_ACTIVITY_
Among the records below, find the lines that contain "percent" and copy each of them.

(Dataset rows describing interfaces)
------------------------------------------------------------

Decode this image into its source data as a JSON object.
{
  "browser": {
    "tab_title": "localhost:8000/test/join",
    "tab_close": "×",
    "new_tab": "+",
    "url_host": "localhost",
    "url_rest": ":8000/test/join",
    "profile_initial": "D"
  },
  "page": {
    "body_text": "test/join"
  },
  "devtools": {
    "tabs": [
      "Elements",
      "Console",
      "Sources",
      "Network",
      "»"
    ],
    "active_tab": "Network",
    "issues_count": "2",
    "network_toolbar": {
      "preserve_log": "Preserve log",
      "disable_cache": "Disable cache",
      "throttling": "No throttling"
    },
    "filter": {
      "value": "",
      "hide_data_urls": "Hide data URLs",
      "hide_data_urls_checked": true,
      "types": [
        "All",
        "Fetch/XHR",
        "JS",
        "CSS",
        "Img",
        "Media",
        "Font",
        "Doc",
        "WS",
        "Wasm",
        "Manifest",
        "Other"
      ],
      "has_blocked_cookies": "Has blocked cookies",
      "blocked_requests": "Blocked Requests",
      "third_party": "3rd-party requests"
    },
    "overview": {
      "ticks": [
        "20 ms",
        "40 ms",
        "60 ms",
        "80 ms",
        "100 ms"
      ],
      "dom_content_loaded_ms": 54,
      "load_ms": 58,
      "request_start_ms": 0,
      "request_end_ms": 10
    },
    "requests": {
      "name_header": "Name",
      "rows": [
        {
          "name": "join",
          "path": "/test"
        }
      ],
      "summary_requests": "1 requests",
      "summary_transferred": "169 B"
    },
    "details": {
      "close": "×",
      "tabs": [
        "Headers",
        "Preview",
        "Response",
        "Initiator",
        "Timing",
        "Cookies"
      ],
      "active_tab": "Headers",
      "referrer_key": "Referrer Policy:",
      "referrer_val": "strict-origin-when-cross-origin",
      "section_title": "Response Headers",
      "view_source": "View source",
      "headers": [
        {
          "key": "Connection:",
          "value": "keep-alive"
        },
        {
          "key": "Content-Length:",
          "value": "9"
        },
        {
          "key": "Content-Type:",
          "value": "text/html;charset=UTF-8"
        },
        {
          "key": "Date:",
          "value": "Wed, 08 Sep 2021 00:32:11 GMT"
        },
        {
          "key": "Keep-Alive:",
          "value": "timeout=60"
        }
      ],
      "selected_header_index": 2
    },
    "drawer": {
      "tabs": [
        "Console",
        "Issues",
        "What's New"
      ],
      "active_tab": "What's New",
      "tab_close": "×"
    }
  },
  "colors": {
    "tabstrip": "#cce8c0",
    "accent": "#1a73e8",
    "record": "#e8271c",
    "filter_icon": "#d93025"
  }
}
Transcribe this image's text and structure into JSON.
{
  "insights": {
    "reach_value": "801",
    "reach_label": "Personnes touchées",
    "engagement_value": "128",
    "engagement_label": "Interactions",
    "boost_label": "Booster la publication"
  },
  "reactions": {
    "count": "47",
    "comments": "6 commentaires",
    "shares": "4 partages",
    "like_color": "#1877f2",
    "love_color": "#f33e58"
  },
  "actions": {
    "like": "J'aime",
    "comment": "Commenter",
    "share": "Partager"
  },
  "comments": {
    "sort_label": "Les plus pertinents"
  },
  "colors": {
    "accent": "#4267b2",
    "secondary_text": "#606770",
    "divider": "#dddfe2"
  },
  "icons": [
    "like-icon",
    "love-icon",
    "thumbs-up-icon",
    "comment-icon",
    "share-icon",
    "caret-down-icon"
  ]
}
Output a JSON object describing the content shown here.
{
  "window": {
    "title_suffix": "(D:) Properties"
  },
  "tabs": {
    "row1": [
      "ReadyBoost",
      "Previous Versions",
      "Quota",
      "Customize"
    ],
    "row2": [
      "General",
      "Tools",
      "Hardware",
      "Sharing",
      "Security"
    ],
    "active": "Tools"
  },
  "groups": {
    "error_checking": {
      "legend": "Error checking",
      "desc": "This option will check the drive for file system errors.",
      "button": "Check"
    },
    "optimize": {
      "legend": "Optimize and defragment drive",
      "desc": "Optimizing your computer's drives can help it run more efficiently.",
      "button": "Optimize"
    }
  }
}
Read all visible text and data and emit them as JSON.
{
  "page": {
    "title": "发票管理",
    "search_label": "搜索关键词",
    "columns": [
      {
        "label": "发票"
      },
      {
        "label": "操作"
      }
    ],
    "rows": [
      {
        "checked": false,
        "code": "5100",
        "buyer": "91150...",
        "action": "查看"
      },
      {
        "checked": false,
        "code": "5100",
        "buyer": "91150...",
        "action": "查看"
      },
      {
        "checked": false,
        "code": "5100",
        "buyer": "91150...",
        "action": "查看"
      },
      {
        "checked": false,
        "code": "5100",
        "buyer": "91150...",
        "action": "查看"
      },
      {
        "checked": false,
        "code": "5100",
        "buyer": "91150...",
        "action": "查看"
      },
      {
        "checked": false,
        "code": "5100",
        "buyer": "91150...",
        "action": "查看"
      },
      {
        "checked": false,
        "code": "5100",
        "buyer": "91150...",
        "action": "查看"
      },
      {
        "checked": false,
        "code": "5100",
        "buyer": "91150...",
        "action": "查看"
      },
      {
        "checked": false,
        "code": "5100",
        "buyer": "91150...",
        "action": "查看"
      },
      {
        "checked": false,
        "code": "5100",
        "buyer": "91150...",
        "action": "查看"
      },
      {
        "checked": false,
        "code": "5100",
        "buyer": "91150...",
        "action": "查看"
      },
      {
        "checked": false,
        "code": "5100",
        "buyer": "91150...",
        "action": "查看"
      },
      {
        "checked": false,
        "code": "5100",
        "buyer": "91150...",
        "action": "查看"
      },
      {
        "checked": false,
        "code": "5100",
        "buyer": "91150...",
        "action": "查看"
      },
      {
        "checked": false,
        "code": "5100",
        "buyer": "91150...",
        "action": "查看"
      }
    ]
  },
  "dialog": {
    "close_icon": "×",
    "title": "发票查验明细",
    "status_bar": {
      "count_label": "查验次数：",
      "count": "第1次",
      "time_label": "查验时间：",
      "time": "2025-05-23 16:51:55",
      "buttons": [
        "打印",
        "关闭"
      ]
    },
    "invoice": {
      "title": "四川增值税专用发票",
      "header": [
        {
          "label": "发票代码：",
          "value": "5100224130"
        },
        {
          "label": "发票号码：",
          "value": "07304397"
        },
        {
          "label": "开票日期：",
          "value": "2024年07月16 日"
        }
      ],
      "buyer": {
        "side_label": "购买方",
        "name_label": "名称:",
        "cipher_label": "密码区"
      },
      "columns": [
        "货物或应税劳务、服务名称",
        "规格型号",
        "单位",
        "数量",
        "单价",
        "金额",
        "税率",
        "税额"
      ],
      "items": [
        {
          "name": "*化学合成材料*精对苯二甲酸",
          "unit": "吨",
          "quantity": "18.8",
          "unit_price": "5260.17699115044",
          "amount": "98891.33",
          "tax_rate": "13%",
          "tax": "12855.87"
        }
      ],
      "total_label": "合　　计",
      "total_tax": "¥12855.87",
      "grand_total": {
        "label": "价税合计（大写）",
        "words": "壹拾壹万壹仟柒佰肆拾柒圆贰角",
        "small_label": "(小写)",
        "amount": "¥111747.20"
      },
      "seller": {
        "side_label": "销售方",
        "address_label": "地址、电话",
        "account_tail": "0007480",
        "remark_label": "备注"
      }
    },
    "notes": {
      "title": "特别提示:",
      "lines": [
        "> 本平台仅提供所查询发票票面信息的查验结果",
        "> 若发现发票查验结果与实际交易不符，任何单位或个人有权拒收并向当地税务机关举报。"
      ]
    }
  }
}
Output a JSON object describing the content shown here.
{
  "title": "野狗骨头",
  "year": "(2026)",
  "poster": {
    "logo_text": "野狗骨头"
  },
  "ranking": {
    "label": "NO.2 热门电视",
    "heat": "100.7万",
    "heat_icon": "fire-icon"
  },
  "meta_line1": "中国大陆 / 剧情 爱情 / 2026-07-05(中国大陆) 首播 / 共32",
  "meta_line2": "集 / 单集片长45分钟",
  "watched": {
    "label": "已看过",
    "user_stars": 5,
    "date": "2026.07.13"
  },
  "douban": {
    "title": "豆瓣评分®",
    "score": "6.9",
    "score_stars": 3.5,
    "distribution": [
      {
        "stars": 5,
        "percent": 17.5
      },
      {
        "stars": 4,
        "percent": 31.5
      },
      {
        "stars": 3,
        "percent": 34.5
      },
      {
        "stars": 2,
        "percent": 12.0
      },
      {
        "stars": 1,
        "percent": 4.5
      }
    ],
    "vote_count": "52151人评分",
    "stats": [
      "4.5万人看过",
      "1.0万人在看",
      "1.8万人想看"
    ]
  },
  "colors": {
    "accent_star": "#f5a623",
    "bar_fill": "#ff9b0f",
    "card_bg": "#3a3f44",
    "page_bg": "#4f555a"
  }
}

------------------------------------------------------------

_COMPLETED TASK_
        "percent": 17.5
        "percent": 31.5
        "percent": 34.5
        "percent": 12.0
        "percent": 4.5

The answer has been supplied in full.